**Your objective**
Check every line of the data below for the string "title", and copy the ones that hold it.

(Source records)
-- -- --
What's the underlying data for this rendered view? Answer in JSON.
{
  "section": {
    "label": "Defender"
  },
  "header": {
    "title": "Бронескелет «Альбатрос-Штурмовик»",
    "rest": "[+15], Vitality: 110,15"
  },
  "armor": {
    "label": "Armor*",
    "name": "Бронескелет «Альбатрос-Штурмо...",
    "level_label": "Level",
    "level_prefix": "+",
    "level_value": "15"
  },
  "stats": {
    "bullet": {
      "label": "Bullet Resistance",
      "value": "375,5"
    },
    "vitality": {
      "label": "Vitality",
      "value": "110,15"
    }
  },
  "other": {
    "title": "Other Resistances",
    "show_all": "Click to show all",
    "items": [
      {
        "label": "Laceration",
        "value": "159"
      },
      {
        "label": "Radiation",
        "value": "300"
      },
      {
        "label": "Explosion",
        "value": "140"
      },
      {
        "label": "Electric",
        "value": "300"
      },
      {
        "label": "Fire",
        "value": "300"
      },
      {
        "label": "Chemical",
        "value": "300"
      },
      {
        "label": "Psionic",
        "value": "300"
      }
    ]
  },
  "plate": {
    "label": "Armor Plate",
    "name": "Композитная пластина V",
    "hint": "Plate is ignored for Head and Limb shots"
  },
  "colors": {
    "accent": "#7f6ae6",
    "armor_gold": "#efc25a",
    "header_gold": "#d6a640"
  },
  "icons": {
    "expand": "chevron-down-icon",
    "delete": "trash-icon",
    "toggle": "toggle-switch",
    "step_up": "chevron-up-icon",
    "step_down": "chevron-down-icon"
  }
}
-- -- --
**Solution to this problem**
    "title": "Бронескелет «Альбатрос-Штурмовик»",
    "title": "Other Resistances",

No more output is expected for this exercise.